**WHAT TO WORK ON**: The records below are to be retyped in full. Keep every word.

**DATA SUPPLIED**:
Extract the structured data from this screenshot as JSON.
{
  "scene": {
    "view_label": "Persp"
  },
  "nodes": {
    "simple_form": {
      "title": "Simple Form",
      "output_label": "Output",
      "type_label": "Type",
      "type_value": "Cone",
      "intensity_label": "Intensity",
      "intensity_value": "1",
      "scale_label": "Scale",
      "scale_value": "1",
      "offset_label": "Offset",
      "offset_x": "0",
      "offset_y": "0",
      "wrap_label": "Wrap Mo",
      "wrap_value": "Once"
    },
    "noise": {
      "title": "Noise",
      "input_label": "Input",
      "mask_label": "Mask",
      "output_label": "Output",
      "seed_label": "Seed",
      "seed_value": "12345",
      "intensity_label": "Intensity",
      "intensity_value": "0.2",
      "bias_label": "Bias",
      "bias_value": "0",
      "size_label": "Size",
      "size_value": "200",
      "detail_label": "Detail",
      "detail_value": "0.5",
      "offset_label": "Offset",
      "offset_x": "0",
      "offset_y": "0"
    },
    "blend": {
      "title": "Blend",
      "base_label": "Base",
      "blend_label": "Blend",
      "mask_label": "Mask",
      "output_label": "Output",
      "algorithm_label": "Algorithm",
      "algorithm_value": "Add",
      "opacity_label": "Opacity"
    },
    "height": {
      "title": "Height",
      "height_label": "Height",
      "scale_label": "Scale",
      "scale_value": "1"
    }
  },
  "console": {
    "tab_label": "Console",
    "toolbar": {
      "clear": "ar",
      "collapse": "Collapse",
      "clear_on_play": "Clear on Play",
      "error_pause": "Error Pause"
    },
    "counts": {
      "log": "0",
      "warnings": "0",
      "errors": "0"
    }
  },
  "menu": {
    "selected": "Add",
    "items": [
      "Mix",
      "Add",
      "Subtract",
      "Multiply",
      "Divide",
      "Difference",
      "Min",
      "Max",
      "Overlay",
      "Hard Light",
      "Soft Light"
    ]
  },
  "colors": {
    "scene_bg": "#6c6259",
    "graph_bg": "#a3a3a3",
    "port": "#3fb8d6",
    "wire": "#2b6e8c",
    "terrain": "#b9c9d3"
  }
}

**RESULT FOR THIS EXERCISE**:
Extract the structured data from this screenshot as JSON.
{
  "scene": {
    "view_label": "Persp"
  },
  "nodes": {
    "simple_form": {
      "title": "Simple Form",
      "output_label": "Output",
      "type_label": "Type",
      "type_value": "Cone",
      "intensity_label": "Intensity",
      "intensity_value": "1",
      "scale_label": "Scale",
      "scale_value": "1",
      "offset_label": "Offset",
      "offset_x": "0",
      "offset_y": "0",
      "wrap_label": "Wrap Mo",
      "wrap_value": "Once"
    },
    "noise": {
      "title": "Noise",
      "input_label": "Input",
      "mask_label": "Mask",
      "output_label": "Output",
      "seed_label": "Seed",
      "seed_value": "12345",
      "intensity_label": "Intensity",
      "intensity_value": "0.2",
      "bias_label": "Bias",
      "bias_value": "0",
      "size_label": "Size",
      "size_value": "200",
      "detail_label": "Detail",
      "detail_value": "0.5",
      "offset_label": "Offset",
      "offset_x": "0",
      "offset_y": "0"
    },
    "blend": {
      "title": "Blend",
      "base_label": "Base",
      "blend_label": "Blend",
      "mask_label": "Mask",
      "output_label": "Output",
      "algorithm_label": "Algorithm",
      "algorithm_value": "Add",
      "opacity_label": "Opacity"
    },
    "height": {
      "title": "Height",
      "height_label": "Height",
      "scale_label": "Scale",
      "scale_value": "1"
    }
  },
  "console": {
    "tab_label": "Console",
    "toolbar": {
      "clear": "ar",
      "collapse": "Collapse",
      "clear_on_play": "Clear on Play",
      "error_pause": "Error Pause"
    },
    "counts": {
      "log": "0",
      "warnings": "0",
      "errors": "0"
    }
  },
  "menu": {
    "selected": "Add",
    "items": [
      "Mix",
      "Add",
      "Subtract",
      "Multiply",
      "Divide",
      "Difference",
      "Min",
      "Max",
      "Overlay",
      "Hard Light",
      "Soft Light"
    ]
  },
  "colors": {
    "scene_bg": "#6c6259",
    "graph_bg": "#a3a3a3",
    "port": "#3fb8d6",
    "wire": "#2b6e8c",
    "terrain": "#b9c9d3"
  }
}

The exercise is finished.